A new precise and direct test of the internal temperatures of lithium-ion batteries and their electrode potential shows that the batteries can be safely charged up to five times faster than the current recommended charging limits.
A team from the Warwick Manufacturing Group (WMG) at the University of Warwick has created the new test, which works in-situ during a battery’s normal operation without impeding its performance.
The researchers tested the new technology on standard commercially available batteries, which could enable advancements in battery materials science, flexible battery charging rates, and thermal and electrical engineering of new battery materials and technology.
Manufactures often stipulate a maximum charging rate or intensity for batteries based on what they think are the crucial temperature and potential levels to avoid. However, they were unable to test the internal temperature of a battery without significantly affecting the overall performance.
Manufacturers have had to rely on a limited, external instrumentation, where they were unable to provide precise readings. This led manufacturers to passing very conservative limits on maximum charging speed or intensity to ensure the battery is not damaged or suffering from catastrophic failure.
“This could bring huge benefits to areas such as motor racing which would gain obvious benefits from being able to push the performance limits, but it also creates massive opportunities for consumers and energy storage providers,” Tazdin Amietszajew, PhD, the WMG researcher who led on this research, said in a statement. “Faster charging as always comes at the expense of overall battery life but many consumers would welcome the ability to charge a vehicle battery quickly when short journey times are required and then to switch to standard charge periods at other times.
“Having that flexibility in charging strategies might even/further down the line help consumers benefit from financial incentives from power companies seeking to balance grid supplies using vehicles connected to the grid. This technology is ready to apply now to commercial batteries but we would need to ensure that battery management systems on vehicles, and that the infrastructure being put in for electric vehicles, are able to accommodate variable charging rates that would include these new more precisely tuned profiles/limits.”
When a battery is over heated, it risks severe damage, particularly to its electrolyte. This could also result in dangerous situations where the electrolyte breaks down to form gases that are both flammable and cause significant pressure to build up.

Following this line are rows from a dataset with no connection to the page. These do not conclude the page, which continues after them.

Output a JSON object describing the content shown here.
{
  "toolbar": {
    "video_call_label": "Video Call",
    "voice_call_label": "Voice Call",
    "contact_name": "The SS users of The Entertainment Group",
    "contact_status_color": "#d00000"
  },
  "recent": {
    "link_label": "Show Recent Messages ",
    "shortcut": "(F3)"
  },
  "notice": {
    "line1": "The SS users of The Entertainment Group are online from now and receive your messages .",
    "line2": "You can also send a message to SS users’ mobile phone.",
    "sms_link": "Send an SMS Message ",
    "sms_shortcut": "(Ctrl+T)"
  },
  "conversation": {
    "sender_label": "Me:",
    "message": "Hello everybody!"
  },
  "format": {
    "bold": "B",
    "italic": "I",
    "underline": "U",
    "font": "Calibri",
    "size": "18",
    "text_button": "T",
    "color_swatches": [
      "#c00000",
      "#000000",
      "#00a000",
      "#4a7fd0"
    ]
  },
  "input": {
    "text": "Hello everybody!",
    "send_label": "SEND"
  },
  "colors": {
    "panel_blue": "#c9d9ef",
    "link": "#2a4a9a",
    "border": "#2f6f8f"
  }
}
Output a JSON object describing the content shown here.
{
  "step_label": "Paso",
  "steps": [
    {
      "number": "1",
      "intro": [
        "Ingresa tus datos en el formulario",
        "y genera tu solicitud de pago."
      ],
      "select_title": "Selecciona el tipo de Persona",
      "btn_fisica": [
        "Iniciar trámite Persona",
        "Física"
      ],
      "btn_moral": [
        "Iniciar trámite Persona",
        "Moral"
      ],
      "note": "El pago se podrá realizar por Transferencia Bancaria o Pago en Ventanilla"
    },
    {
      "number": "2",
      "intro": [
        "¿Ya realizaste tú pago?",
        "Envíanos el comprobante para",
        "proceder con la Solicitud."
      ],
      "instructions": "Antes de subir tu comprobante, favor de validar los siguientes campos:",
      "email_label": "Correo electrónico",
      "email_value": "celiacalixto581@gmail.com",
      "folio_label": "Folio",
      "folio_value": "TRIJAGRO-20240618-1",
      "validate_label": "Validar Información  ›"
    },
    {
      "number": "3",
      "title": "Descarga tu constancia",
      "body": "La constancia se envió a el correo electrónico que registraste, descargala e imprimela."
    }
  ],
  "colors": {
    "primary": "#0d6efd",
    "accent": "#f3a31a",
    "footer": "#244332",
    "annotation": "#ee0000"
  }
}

Overcharging of the anode can lead to so much Lithium electroplating that it forms metallic dendrites and eventually pierces the separator, causing an internal short circuit with the cathode and subsequent catastrophic failure.

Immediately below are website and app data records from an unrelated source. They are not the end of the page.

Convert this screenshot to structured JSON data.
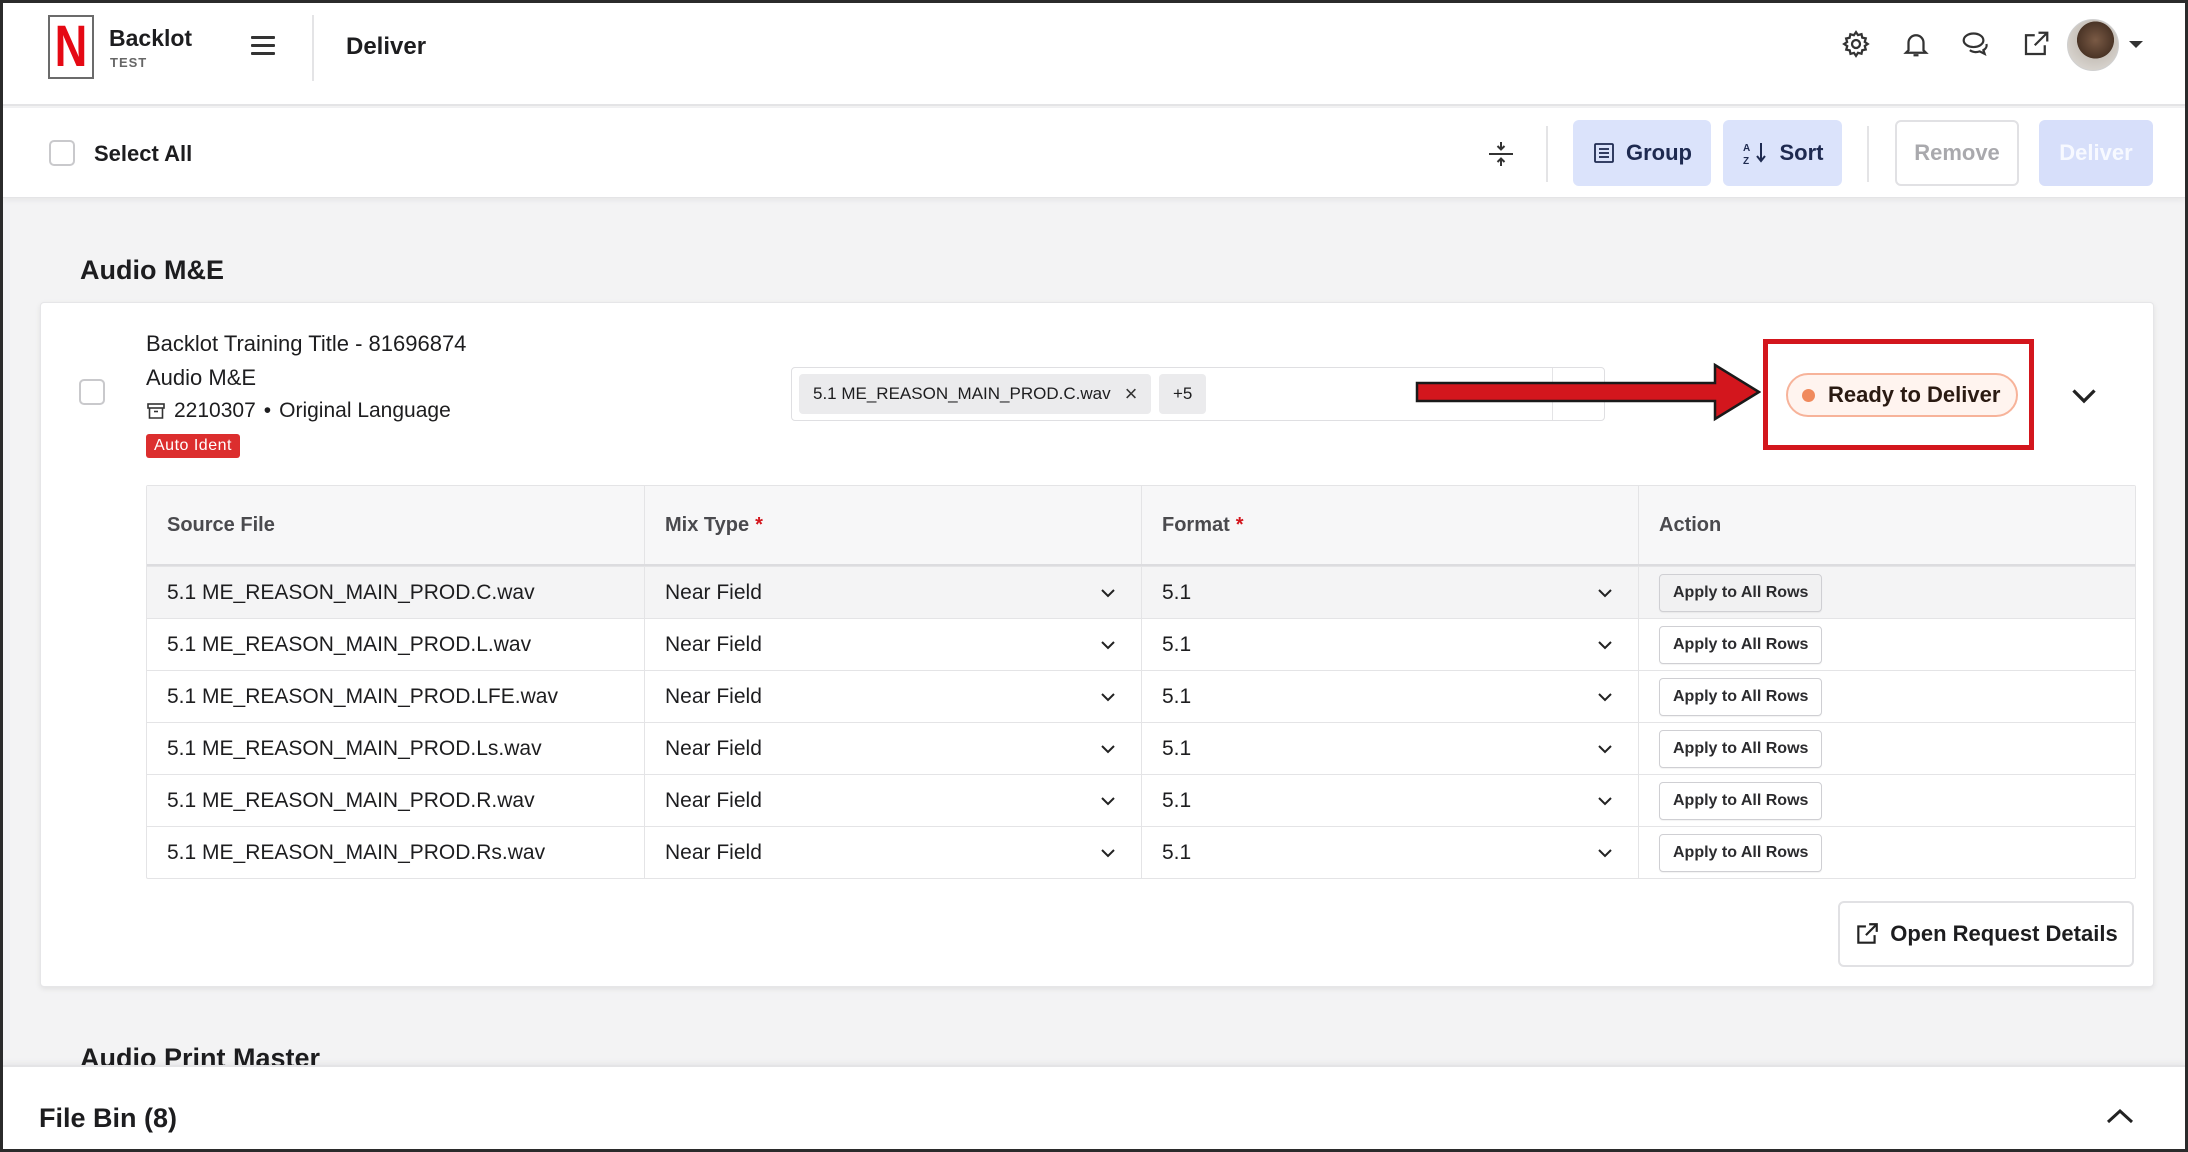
{
  "app": {
    "name": "Backlot",
    "env": "TEST",
    "logo_letter": "N",
    "brand_color": "#e50914"
  },
  "header": {
    "page_title": "Deliver",
    "icons": [
      "gear-icon",
      "bell-icon",
      "chat-icon",
      "external-link-icon"
    ]
  },
  "toolbar": {
    "select_all_label": "Select All",
    "group_label": "Group",
    "sort_label": "Sort",
    "remove_label": "Remove",
    "deliver_label": "Deliver"
  },
  "sections": [
    {
      "title": "Audio M&E",
      "item": {
        "title": "Backlot Training Title - 81696874",
        "subtitle": "Audio M&E",
        "request_id": "2210307",
        "language": "Original Language",
        "tag": "Auto Ident",
        "selected_file_chip": "5.1 ME_REASON_MAIN_PROD.C.wav",
        "more_chip": "+5",
        "status": "Ready to Deliver",
        "status_color": "#f08a5d",
        "table": {
          "headers": {
            "source": "Source File",
            "mix": "Mix Type",
            "format": "Format",
            "action": "Action"
          },
          "required_marker": "*",
          "rows": [
            {
              "source": "5.1 ME_REASON_MAIN_PROD.C.wav",
              "mix": "Near Field",
              "format": "5.1",
              "action": "Apply to All Rows"
            },
            {
              "source": "5.1 ME_REASON_MAIN_PROD.L.wav",
              "mix": "Near Field",
              "format": "5.1",
              "action": "Apply to All Rows"
            },
            {
              "source": "5.1 ME_REASON_MAIN_PROD.LFE.wav",
              "mix": "Near Field",
              "format": "5.1",
              "action": "Apply to All Rows"
            },
            {
              "source": "5.1 ME_REASON_MAIN_PROD.Ls.wav",
              "mix": "Near Field",
              "format": "5.1",
              "action": "Apply to All Rows"
            },
            {
              "source": "5.1 ME_REASON_MAIN_PROD.R.wav",
              "mix": "Near Field",
              "format": "5.1",
              "action": "Apply to All Rows"
            },
            {
              "source": "5.1 ME_REASON_MAIN_PROD.Rs.wav",
              "mix": "Near Field",
              "format": "5.1",
              "action": "Apply to All Rows"
            }
          ]
        },
        "open_request_label": "Open Request Details"
      }
    },
    {
      "title": "Audio Print Master"
    }
  ],
  "file_bin": {
    "label": "File Bin (8)"
  },
  "annotation": {
    "arrow_color": "#d3161d",
    "highlight_color": "#d3161d"
  }
}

How it works
The new direct in-situ battery sensing employs miniature reference electrodes and Fibre Bragg Gratings (FBG) threaded through a bespoke strain protection layer.

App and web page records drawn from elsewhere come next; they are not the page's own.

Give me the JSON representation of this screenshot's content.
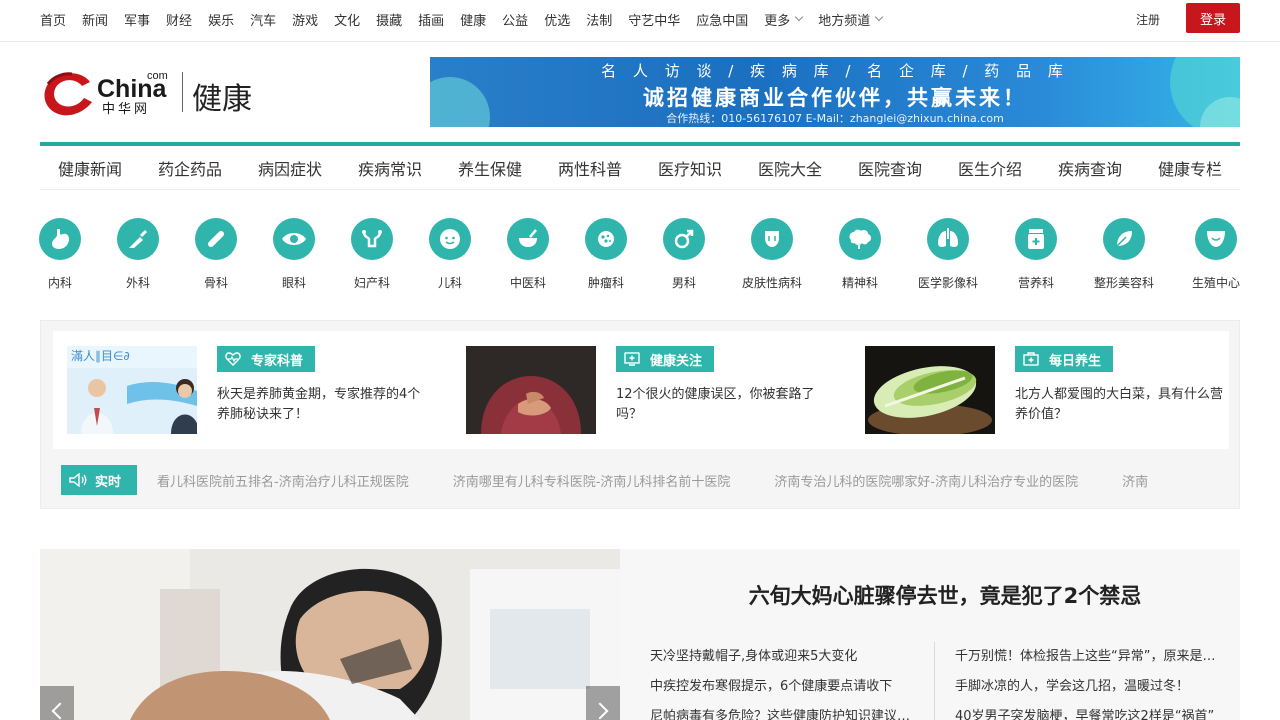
{
  "topnav": {
    "links": [
      "首页",
      "新闻",
      "军事",
      "财经",
      "娱乐",
      "汽车",
      "游戏",
      "文化",
      "摄藏",
      "插画",
      "健康",
      "公益",
      "优选",
      "法制",
      "守艺中华",
      "应急中国"
    ],
    "more": "更多",
    "local": "地方频道",
    "register": "注册",
    "login": "登录"
  },
  "logo": {
    "brand": "China",
    "com": "com",
    "cn": "中华网",
    "channel": "健康"
  },
  "banner": {
    "line1": "名 人 访 谈  /  疾 病 库  /  名 企 库  /  药 品 库",
    "line2": "诚招健康商业合作伙伴，共赢未来！",
    "line3": "合作热线：010-56176107    E-Mail：zhanglei@zhixun.china.com"
  },
  "channav": [
    "健康新闻",
    "药企药品",
    "病因症状",
    "疾病常识",
    "养生保健",
    "两性科普",
    "医疗知识",
    "医院大全",
    "医院查询",
    "医生介绍",
    "疾病查询",
    "健康专栏"
  ],
  "departments": [
    {
      "label": "内科",
      "icon": "stomach-icon"
    },
    {
      "label": "外科",
      "icon": "scalpel-icon"
    },
    {
      "label": "骨科",
      "icon": "bone-icon"
    },
    {
      "label": "眼科",
      "icon": "eye-icon"
    },
    {
      "label": "妇产科",
      "icon": "uterus-icon"
    },
    {
      "label": "儿科",
      "icon": "baby-icon"
    },
    {
      "label": "中医科",
      "icon": "mortar-icon"
    },
    {
      "label": "肿瘤科",
      "icon": "tumor-icon"
    },
    {
      "label": "男科",
      "icon": "male-icon"
    },
    {
      "label": "皮肤性病科",
      "icon": "skin-icon"
    },
    {
      "label": "精神科",
      "icon": "brain-icon"
    },
    {
      "label": "医学影像科",
      "icon": "lungs-icon"
    },
    {
      "label": "营养科",
      "icon": "supplement-icon"
    },
    {
      "label": "整形美容科",
      "icon": "leaf-icon"
    },
    {
      "label": "生殖中心",
      "icon": "reproductive-icon"
    }
  ],
  "features": [
    {
      "tag": "专家科普",
      "title": "秋天是养肺黄金期，专家推荐的4个养肺秘诀来了！",
      "icon": "heartbeat-icon"
    },
    {
      "tag": "健康关注",
      "title": "12个很火的健康误区，你被套路了吗？",
      "icon": "monitor-plus-icon"
    },
    {
      "tag": "每日养生",
      "title": "北方人都爱囤的大白菜，具有什么营养价值？",
      "icon": "first-aid-icon"
    }
  ],
  "realtime": {
    "label": "实时",
    "items": [
      "看儿科医院前五排名-济南治疗儿科正规医院",
      "济南哪里有儿科专科医院-济南儿科排名前十医院",
      "济南专治儿科的医院哪家好-济南儿科治疗专业的医院",
      "济南"
    ]
  },
  "hero": {
    "headline": "六旬大妈心脏骤停去世，竟是犯了2个禁忌",
    "left": [
      "天冷坚持戴帽子,身体或迎来5大变化",
      "中疾控发布寒假提示，6个健康要点请收下",
      "尼帕病毒有多危险？这些健康防护知识建议收藏"
    ],
    "right": [
      "千万别慌！体检报告上这些“异常”，原来是正常的",
      "手脚冰凉的人，学会这几招，温暖过冬！",
      "40岁男子突发脑梗，早餐常吃这2样是“祸首”"
    ]
  },
  "colors": {
    "accent": "#2fb5ac",
    "brand_red": "#c8161d",
    "banner_blue": "#1b6fc0"
  }
}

The researchers then applied an outer skin of fluorinated ethylene propylene (FEP) over the fiber, adding chemical protection from the corrosive electrolyte.
The device can then have direct contact with all the key parts of the battery and withstand electrical, chemical and mechanical stress inflicted during the batteries operation while still enabling precise temperature and potential readings.
It also has the potential to help the design of energy storage systems for high performance applications, including motor racing and grid balancing.